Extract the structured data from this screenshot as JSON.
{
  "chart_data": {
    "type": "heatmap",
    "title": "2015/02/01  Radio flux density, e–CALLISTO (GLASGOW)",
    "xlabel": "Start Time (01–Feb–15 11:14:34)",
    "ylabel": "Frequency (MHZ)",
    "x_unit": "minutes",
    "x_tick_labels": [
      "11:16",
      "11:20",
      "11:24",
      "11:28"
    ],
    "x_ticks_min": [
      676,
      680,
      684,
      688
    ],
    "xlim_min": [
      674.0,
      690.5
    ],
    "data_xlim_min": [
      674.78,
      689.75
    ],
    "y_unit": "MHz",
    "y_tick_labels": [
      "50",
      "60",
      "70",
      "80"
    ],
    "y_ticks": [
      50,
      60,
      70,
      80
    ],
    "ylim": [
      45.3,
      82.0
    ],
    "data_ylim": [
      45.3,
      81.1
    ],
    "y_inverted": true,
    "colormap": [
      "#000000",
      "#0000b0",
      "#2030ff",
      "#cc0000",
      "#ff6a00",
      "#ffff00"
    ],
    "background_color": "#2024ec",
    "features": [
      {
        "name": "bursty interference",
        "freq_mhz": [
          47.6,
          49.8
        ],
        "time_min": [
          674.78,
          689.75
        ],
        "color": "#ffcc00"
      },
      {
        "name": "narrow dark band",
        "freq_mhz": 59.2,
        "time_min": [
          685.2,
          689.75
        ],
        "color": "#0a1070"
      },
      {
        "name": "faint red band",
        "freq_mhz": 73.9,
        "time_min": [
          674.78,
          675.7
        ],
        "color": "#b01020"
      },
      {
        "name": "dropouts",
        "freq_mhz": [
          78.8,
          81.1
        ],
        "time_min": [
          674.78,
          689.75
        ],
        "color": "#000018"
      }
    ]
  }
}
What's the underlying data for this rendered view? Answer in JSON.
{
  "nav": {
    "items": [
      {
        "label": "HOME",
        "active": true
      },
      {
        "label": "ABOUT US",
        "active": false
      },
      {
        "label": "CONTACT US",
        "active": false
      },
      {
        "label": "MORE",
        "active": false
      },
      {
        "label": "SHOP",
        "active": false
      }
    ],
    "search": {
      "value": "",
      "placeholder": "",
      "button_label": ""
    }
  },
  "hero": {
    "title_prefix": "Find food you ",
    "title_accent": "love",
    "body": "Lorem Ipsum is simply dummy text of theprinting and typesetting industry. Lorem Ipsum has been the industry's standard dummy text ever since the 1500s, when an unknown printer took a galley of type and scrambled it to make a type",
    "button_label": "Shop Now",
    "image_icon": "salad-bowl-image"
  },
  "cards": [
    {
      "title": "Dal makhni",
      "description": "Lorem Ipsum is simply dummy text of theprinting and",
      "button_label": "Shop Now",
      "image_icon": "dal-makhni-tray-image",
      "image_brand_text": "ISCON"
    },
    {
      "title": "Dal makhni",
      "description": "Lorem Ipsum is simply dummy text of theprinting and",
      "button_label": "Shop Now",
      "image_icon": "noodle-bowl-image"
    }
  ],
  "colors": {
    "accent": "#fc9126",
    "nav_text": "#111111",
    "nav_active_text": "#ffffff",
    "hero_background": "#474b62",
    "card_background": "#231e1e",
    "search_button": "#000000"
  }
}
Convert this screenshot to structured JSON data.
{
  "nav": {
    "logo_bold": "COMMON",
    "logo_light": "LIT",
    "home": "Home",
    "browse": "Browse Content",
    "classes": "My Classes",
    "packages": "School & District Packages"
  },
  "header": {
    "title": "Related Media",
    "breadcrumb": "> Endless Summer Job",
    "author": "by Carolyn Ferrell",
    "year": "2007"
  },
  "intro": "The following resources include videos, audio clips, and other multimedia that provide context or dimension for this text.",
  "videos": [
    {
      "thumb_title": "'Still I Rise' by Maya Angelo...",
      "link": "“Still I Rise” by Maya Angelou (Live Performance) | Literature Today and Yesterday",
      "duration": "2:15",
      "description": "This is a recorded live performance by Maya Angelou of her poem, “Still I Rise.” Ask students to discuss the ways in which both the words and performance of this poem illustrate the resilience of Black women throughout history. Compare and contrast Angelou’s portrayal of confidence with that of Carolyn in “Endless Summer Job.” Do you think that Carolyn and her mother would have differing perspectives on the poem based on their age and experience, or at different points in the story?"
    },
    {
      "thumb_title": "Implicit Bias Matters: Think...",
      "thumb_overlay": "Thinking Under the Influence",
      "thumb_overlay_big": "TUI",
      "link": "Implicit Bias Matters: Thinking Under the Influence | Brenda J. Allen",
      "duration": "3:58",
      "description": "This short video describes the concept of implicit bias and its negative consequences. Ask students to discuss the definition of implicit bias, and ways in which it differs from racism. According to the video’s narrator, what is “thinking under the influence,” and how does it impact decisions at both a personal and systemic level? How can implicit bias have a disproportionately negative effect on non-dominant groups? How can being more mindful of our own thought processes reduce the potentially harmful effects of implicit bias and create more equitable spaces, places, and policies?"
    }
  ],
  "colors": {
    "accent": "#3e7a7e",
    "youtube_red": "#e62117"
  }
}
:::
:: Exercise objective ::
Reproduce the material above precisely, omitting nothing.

:: Your solution ::
Extract the structured data from this screenshot as JSON.
{
  "chart_data": {
    "type": "heatmap",
    "title": "2015/02/01  Radio flux density, e–CALLISTO (GLASGOW)",
    "xlabel": "Start Time (01–Feb–15 11:14:34)",
    "ylabel": "Frequency (MHZ)",
    "x_unit": "minutes",
    "x_tick_labels": [
      "11:16",
      "11:20",
      "11:24",
      "11:28"
    ],
    "x_ticks_min": [
      676,
      680,
      684,
      688
    ],
    "xlim_min": [
      674.0,
      690.5
    ],
    "data_xlim_min": [
      674.78,
      689.75
    ],
    "y_unit": "MHz",
    "y_tick_labels": [
      "50",
      "60",
      "70",
      "80"
    ],
    "y_ticks": [
      50,
      60,
      70,
      80
    ],
    "ylim": [
      45.3,
      82.0
    ],
    "data_ylim": [
      45.3,
      81.1
    ],
    "y_inverted": true,
    "colormap": [
      "#000000",
      "#0000b0",
      "#2030ff",
      "#cc0000",
      "#ff6a00",
      "#ffff00"
    ],
    "background_color": "#2024ec",
    "features": [
      {
        "name": "bursty interference",
        "freq_mhz": [
          47.6,
          49.8
        ],
        "time_min": [
          674.78,
          689.75
        ],
        "color": "#ffcc00"
      },
      {
        "name": "narrow dark band",
        "freq_mhz": 59.2,
        "time_min": [
          685.2,
          689.75
        ],
        "color": "#0a1070"
      },
      {
        "name": "faint red band",
        "freq_mhz": 73.9,
        "time_min": [
          674.78,
          675.7
        ],
        "color": "#b01020"
      },
      {
        "name": "dropouts",
        "freq_mhz": [
          78.8,
          81.1
        ],
        "time_min": [
          674.78,
          689.75
        ],
        "color": "#000018"
      }
    ]
  }
}
What's the underlying data for this rendered view? Answer in JSON.
{
  "nav": {
    "items": [
      {
        "label": "HOME",
        "active": true
      },
      {
        "label": "ABOUT US",
        "active": false
      },
      {
        "label": "CONTACT US",
        "active": false
      },
      {
        "label": "MORE",
        "active": false
      },
      {
        "label": "SHOP",
        "active": false
      }
    ],
    "search": {
      "value": "",
      "placeholder": "",
      "button_label": ""
    }
  },
  "hero": {
    "title_prefix": "Find food you ",
    "title_accent": "love",
    "body": "Lorem Ipsum is simply dummy text of theprinting and typesetting industry. Lorem Ipsum has been the industry's standard dummy text ever since the 1500s, when an unknown printer took a galley of type and scrambled it to make a type",
    "button_label": "Shop Now",
    "image_icon": "salad-bowl-image"
  },
  "cards": [
    {
      "title": "Dal makhni",
      "description": "Lorem Ipsum is simply dummy text of theprinting and",
      "button_label": "Shop Now",
      "image_icon": "dal-makhni-tray-image",
      "image_brand_text": "ISCON"
    },
    {
      "title": "Dal makhni",
      "description": "Lorem Ipsum is simply dummy text of theprinting and",
      "button_label": "Shop Now",
      "image_icon": "noodle-bowl-image"
    }
  ],
  "colors": {
    "accent": "#fc9126",
    "nav_text": "#111111",
    "nav_active_text": "#ffffff",
    "hero_background": "#474b62",
    "card_background": "#231e1e",
    "search_button": "#000000"
  }
}
Convert this screenshot to structured JSON data.
{
  "nav": {
    "logo_bold": "COMMON",
    "logo_light": "LIT",
    "home": "Home",
    "browse": "Browse Content",
    "classes": "My Classes",
    "packages": "School & District Packages"
  },
  "header": {
    "title": "Related Media",
    "breadcrumb": "> Endless Summer Job",
    "author": "by Carolyn Ferrell",
    "year": "2007"
  },
  "intro": "The following resources include videos, audio clips, and other multimedia that provide context or dimension for this text.",
  "videos": [
    {
      "thumb_title": "'Still I Rise' by Maya Angelo...",
      "link": "“Still I Rise” by Maya Angelou (Live Performance) | Literature Today and Yesterday",
      "duration": "2:15",
      "description": "This is a recorded live performance by Maya Angelou of her poem, “Still I Rise.” Ask students to discuss the ways in which both the words and performance of this poem illustrate the resilience of Black women throughout history. Compare and contrast Angelou’s portrayal of confidence with that of Carolyn in “Endless Summer Job.” Do you think that Carolyn and her mother would have differing perspectives on the poem based on their age and experience, or at different points in the story?"
    },
    {
      "thumb_title": "Implicit Bias Matters: Think...",
      "thumb_overlay": "Thinking Under the Influence",
      "thumb_overlay_big": "TUI",
      "link": "Implicit Bias Matters: Thinking Under the Influence | Brenda J. Allen",
      "duration": "3:58",
      "description": "This short video describes the concept of implicit bias and its negative consequences. Ask students to discuss the definition of implicit bias, and ways in which it differs from racism. According to the video’s narrator, what is “thinking under the influence,” and how does it impact decisions at both a personal and systemic level? How can implicit bias have a disproportionately negative effect on non-dominant groups? How can being more mindful of our own thought processes reduce the potentially harmful effects of implicit bias and create more equitable spaces, places, and policies?"
    }
  ],
  "colors": {
    "accent": "#3e7a7e",
    "youtube_red": "#e62117"
  }
}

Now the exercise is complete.